A recent study* by Egencia®, the business travel arm of the Expedia group, found that despite the wide use of travel policies worldwide, “rogue booking”, the practice of business travelers booking outside of their travel program, is still an issue for corporate travel programs, especially when it comes to hotel stays. While 60 percent of companies have a travel policy in place, more than half of the business travelers surveyed are still allowed to book travel using any method they choose, and a full 46 percent have done so for hotel bookings, according to the 4th edition Egencia Business Travel and Technology Survey. To rein in these rogue booking tendencies, the study suggests that relevancy, incentivization and clear policies can pave the way.
Business travelers book out-of-policy because either they could not find a hotel close enough to their destination (37 percent), or found a better price or hotel within their per diem (37 percent). With this in mind, providing relevance in a travel program means surfacing a selection of hotel choices at the top of their online search results that are tailored to the needs of the business travelers. This can include location of hotels, as well as flexible booking options. Additionally, offering fair and competitive pricing eliminates the need to shop outside the company’s preferred booking channels.
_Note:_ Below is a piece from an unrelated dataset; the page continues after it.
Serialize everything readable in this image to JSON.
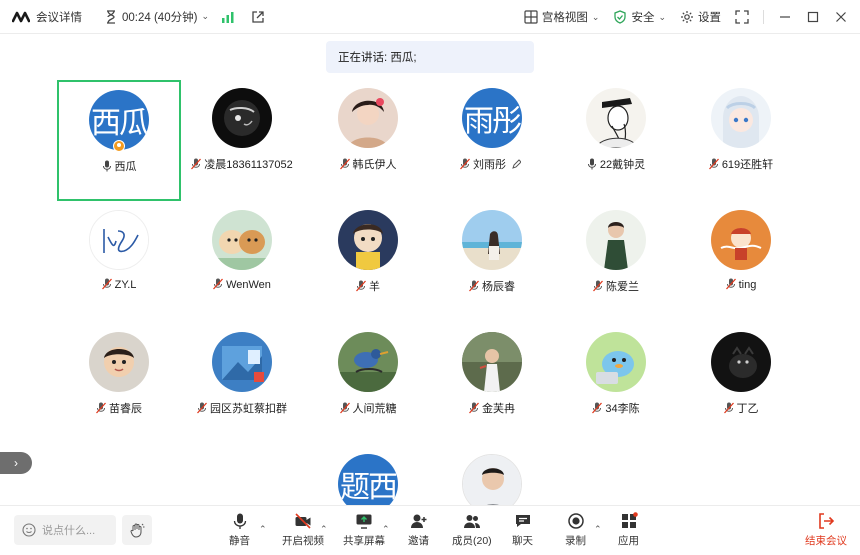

“When it comes to hotels, we know that it’s not about searching, it’s about finding. That’s why we find ways to serve up the right choice for business travelers within the first few search results. And it works – 75 percent of Egencia travelers book one of the top seven hotel results and over half book from the top three,” said Andrew Dyer, VP Global Supply-Lodging at Egencia. “Travelers want an intuitive, cross-device experience with clear descriptions of what is included in the price. With this, they can feel confident that they are booking the right accommodations, which will in turn increase policy compliance.”
According to the study, incentives for staying within policy vary by region, but globally, monetary rewards prove to be the most likely incentive to encourage travelers to book within their policy. Sixty-two percent of business travelers say that they would choose within policy if they receive a percentage of savings for booking below the cap, and an additional 60 percent would comply if they received funds they could apply to other travel options. While it’s widely discussed that U.S. travelers prioritize loyalty points, the Egencia study found that loyalty points are the second most likely reason business travelers would book within policy, which is an indicator that their priorities could be changing. U.S. travelers are also by far the most easily persuaded to book in-policy, compared to their international counterparts.
According to Egencia, when travelers book within policy, companies can protect the safety of their travelers and create cost efficiencies in the long-term. With increased adoption of policies and booking tools, travel managers can immediately locate travelers in an emergency, whether it is weather-related, geopolitical and/or a terrorism event, it said.. Access to immediate, accurate reports helps keep travelers safe wherever they are in the world. The concept of going rogue creates extra work for safety officers who must locate individual straying travelers in an emergency, and it calls for more time spent on collecting data streams from rogue bookings to consolidate into a comprehensive report, which leads to more spending overall.